The following season, Halbrook played in 64 games for the Nationals, that season marking the end of his professional career. He remained the tallest player in NBA history until the 1982 draft brought Mark Eaton and Chuck Nevitt into the league.

Personal life[edit]

Off-court issues cut short both Halbrook's college and professional careers. He would reportedly go missing for days, sometimes weeks at a time without explanation.[4] Oregon State coach Gill was forced to cut him from the team after only two seasons for skipping class so often. Nationals coach Hannum is quoted to have said that "He could have had a worthwhile career if he had taken care of himself. During his second season, he disappeared for a week and we sent the police out to look for him. But they couldn’t find a 7-footer! He came back on his own but he never would tell me where he had been."[4]

Swede moved back to Portland, Oregon after being released from the Nationals and worked at a variety of odd jobs for the remainder of his life. In later life, he worked as a circus clown and was given the title of the "World's Tallest Clown". He died of a heart attack on April 5, 1988, on a Portland city bus.

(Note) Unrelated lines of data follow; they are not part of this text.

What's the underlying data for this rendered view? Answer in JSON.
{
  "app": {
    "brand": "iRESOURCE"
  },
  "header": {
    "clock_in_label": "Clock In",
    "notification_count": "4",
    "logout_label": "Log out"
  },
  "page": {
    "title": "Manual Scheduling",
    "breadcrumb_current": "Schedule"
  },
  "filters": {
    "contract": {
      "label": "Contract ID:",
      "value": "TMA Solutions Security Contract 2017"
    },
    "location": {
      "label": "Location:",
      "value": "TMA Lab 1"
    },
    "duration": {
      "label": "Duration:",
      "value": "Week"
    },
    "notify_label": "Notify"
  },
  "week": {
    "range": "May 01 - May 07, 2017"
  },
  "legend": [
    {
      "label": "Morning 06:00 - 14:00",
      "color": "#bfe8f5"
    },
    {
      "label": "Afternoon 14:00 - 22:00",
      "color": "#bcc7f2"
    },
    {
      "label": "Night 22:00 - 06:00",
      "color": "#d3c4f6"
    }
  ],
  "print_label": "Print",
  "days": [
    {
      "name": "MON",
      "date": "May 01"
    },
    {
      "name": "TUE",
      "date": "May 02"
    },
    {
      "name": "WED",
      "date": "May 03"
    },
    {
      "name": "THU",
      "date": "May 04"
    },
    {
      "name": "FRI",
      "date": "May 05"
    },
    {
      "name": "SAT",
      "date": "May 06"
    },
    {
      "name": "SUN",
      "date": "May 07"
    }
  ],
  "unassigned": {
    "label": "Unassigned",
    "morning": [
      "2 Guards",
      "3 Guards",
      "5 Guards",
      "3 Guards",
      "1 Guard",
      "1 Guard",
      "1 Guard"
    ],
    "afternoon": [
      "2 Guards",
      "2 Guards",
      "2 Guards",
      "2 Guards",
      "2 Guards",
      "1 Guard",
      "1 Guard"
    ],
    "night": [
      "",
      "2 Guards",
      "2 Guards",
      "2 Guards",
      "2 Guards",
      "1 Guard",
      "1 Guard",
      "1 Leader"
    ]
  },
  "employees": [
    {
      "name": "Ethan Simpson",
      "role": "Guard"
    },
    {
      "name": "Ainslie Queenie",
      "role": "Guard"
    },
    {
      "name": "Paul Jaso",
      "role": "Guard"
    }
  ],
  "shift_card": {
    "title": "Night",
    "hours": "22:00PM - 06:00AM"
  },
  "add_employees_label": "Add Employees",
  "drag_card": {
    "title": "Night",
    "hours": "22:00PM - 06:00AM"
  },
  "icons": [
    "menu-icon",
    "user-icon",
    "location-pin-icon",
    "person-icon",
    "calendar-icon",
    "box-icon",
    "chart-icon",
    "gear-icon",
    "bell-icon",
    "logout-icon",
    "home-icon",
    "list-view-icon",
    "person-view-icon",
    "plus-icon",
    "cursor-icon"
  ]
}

See also[edit]


  1. ^ a b "OSU's Famous Alumni". Archived from the original on 2006-08-31. Retrieved 2006-09-09.
  2. ^ "Swede Halbrook Stats | Basketball-Reference.com".
  3. ^ "Oregon State Basketball – Player Records & Honors" (PDF). Retrieved 2006-09-09.
  4. ^ a b "Up Close and Personal: Tallest Beaver Ever". Archived from the original on 2002-12-01. Retrieved 2006-09-09.

External links[edit]